* **Aim of the exercise**: Copy out each line below containing "value".

Data for this task START

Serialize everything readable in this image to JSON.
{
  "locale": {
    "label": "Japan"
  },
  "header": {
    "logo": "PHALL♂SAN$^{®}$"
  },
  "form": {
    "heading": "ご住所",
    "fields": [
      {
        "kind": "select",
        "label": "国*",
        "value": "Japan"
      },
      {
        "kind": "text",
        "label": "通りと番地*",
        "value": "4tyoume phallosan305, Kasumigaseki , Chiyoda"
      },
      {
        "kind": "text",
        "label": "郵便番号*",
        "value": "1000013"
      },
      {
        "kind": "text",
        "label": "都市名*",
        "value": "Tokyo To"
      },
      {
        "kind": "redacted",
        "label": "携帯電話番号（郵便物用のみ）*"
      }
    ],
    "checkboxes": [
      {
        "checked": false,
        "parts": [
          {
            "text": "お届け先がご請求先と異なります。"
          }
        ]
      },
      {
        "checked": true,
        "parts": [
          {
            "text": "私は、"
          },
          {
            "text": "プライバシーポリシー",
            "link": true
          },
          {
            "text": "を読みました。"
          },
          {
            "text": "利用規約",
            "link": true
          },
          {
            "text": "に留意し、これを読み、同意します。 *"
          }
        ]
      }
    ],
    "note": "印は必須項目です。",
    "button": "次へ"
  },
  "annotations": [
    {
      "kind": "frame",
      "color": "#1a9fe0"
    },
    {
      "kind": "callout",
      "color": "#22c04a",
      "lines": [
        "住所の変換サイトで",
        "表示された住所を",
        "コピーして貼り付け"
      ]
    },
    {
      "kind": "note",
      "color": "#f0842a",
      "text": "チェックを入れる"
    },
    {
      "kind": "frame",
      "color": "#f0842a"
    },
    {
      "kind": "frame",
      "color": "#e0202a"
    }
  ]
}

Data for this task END

* **Your solution**:
        "value": "Japan"
        "value": "4tyoume phallosan305, Kasumigaseki , Chiyoda"
        "value": "1000013"
        "value": "Tokyo To"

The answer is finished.